George Gawrys, a former alumni interviewer for MIT recommends:
1.      Be ready to describe why you’d be a good choice for the school (what will you contribute to the student body besides your brains, grades, and SAT scores).
2.      Be ready to talk about what you’ll major in and why, even if you are not sure.
3.      Act like the school is your first choice, even if it’s not.
4.      Have important questions ready to ask about the school and its locale.  Do some research on the school and familiarize yourself with the departments, reputation, and even some of the faculty.
5.      Don’t be shy, but don’t be arrogant either.
Curt Schmidt, an alumni interviewer for Lehigh University, indicates that Lehigh interviews are considered informational and that most students from central New Jersey interview on-campus with a representative of the Admissions Department, because of Lehigh’s close proximity.  An interview with a local Lehigh alum can be arranged, upon request.  Curt shared the following advice for those interested in interviewing with an alum:
1.      Request an interview with an alum that has a similar major or career to the one you are considering.  Alumni can provide insight into the college placement and career counseling available.
2.      Stay relaxed and confident, and answer honestly. 
3.      Don’t be afraid to say, “I don’t know.  I will have to think about that.”
If you accomplish the following four things at the admissions interview, it is likely to be a success:
1.      Demonstrate good interpersonal skills.
2.      Show that you are knowledgeable and strongly interested in attending the college.
3.      Share information about yourself and your interests that make you desirable to the college.
4.      Get answers to important questions you have about the college.
Please chime in and share your insights.  If you interview prospective students for a college, what advice would you give?  If you recently had a college interview, what do you wish someone had told you, before the interview?

Lehigh University

In April, I walked the hilly campus of Lehigh University with its beautiful gothic architecture.

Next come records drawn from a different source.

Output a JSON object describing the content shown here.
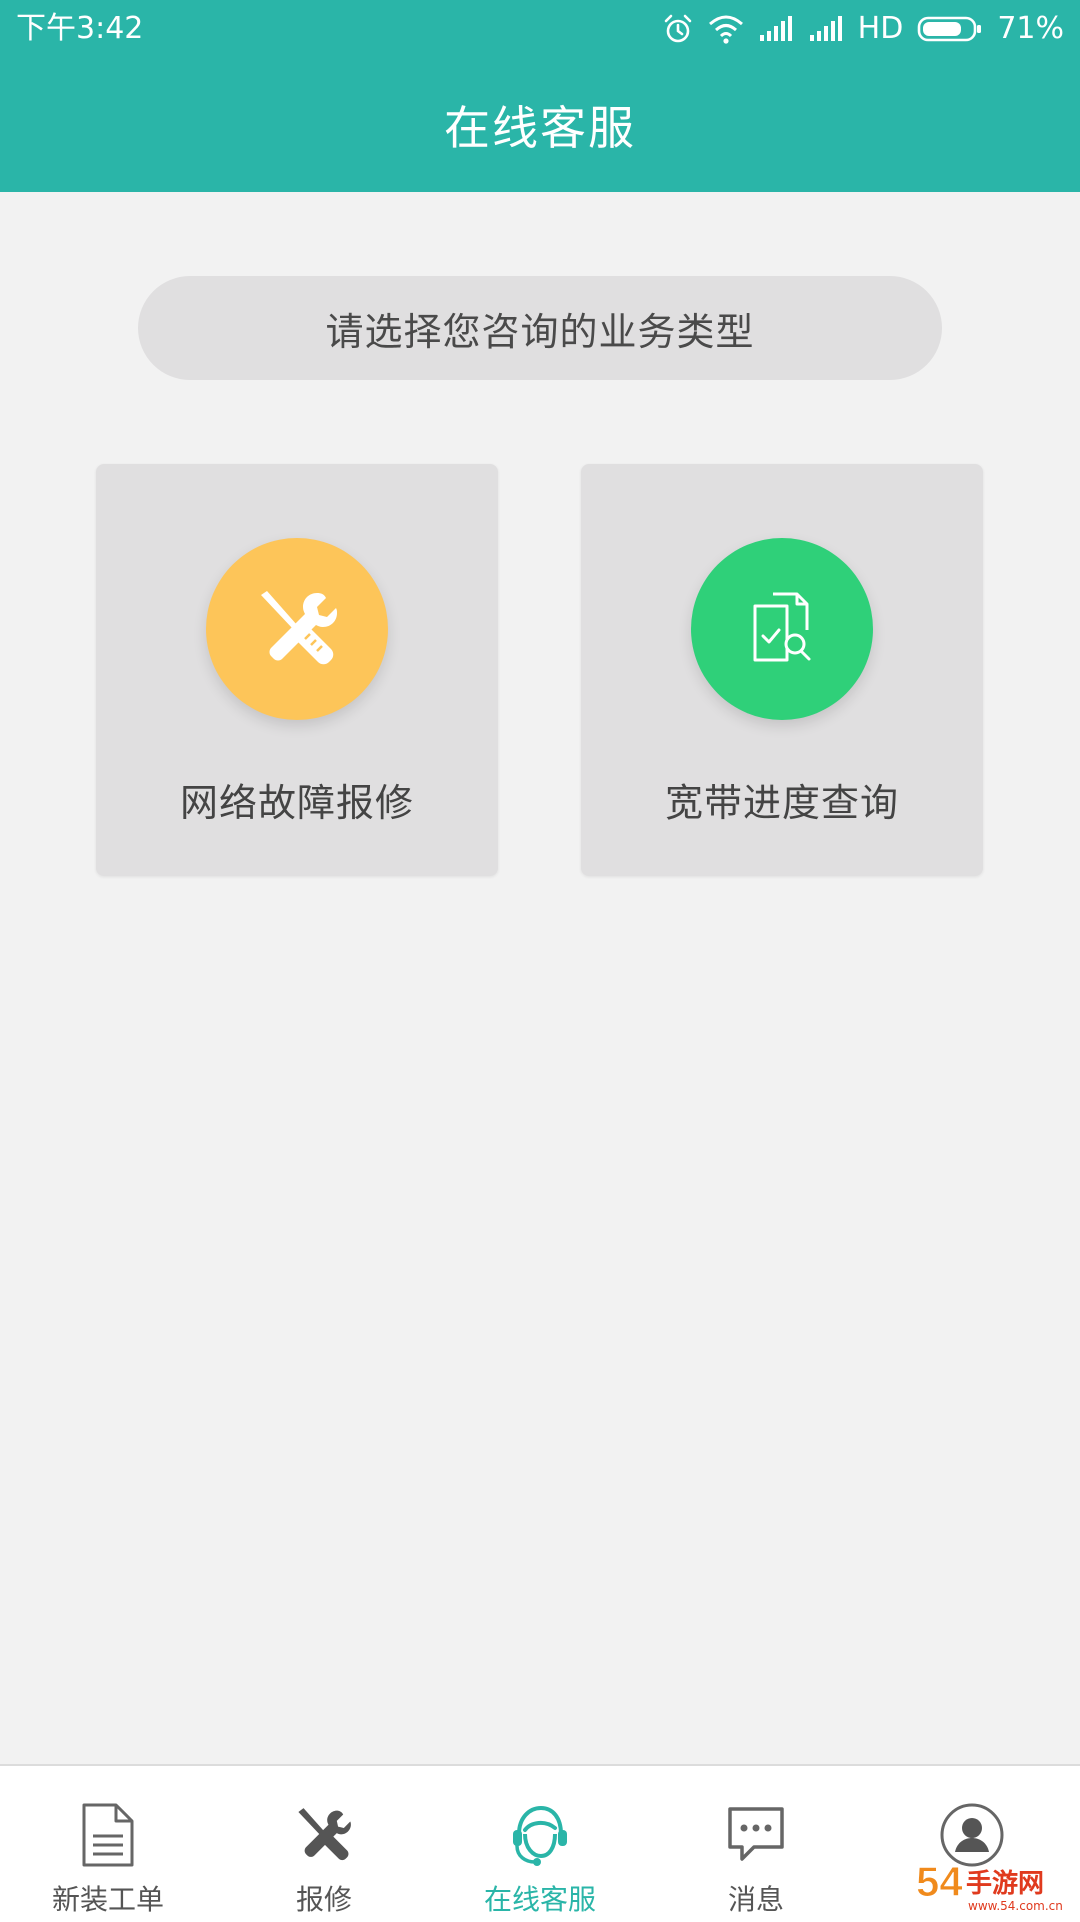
{
  "status_bar": {
    "time": "下午3:42",
    "network_type": "HD",
    "battery": "71%",
    "icons": [
      "alarm-icon",
      "wifi-icon",
      "signal-icon",
      "signal-icon",
      "battery-icon"
    ]
  },
  "header": {
    "title": "在线客服"
  },
  "prompt": {
    "text": "请选择您咨询的业务类型"
  },
  "cards": [
    {
      "label": "网络故障报修",
      "icon": "wrench-screwdriver-icon",
      "color": "#fdc559"
    },
    {
      "label": "宽带进度查询",
      "icon": "document-search-icon",
      "color": "#2fd079"
    }
  ],
  "bottom_nav": {
    "items": [
      {
        "label": "新装工单",
        "icon": "document-icon"
      },
      {
        "label": "报修",
        "icon": "tools-icon"
      },
      {
        "label": "在线客服",
        "icon": "customer-service-icon",
        "active": true
      },
      {
        "label": "消息",
        "icon": "chat-bubble-icon"
      },
      {
        "label": "",
        "icon": "user-avatar-icon"
      }
    ]
  },
  "watermark": {
    "text": "54:手游网",
    "subtext": "www.54.com.cn"
  },
  "colors": {
    "primary": "#2ab5a8",
    "background": "#f2f2f2",
    "card": "#e0dfe0",
    "repair_circle": "#fdc559",
    "query_circle": "#2fd079",
    "nav_inactive": "#555555"
  }
}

Lehigh is a blend of liberal arts, business, and engineering in Bethlehem, Pennsylvania. While the School of Liberal Arts is the largest, the university is best known for its business and engineering programs. Lehigh has small classes, with 72% of classes having fewer than 30 students. There are also about 200 study abroad programs in 60 counties available.

While I was on campus, I saw a group of mechanical engineering students, working with local middle school students, racing plastic molded injected cars that they had designed and built. I also saw students working on different research projects, including a wheelchair with audio controls. In the halls, I observed numerous Integrated Product Team project displays.

Venture capital of between $200 and $200,000 is available to students to translate their ideas into a business. One former student, now 28, went this route and currently has a $6 million business in aquarium filters.

Lehigh University has strong career placement. In 2009, 95% of students were placed within 6 months.

Social life at Lehigh is thriving as well. The school has Division I athletics, with a strong rivalry against nearby Lafayette. There are over 40 club and intramural sports. 37% of the student body is involved in Greek life. There are over 150 clubs. Music, theatre, and visual arts are popular, with practice rooms open to all students. While I was visiting Lehigh University, I saw one of the clubs in action. A group of students who meet weekly to do arts and crafts, were painting pottery.

Financially, Lehigh has loan elimination for families with incomes of less than $50,000 and loan reduction to families with incomes between $50,000 and $75,000. Merit scholarships are an automatic program with 5 – 8% of students receiving merit aid. Academic merit aid can be up to full tuition. If a student graduates Lehigh with 3.75 grade point, they get a 5th year free.

For another photo of Lehigh, check out the photo gallery on my Website. I’d love to hear your impressions of Lehigh University.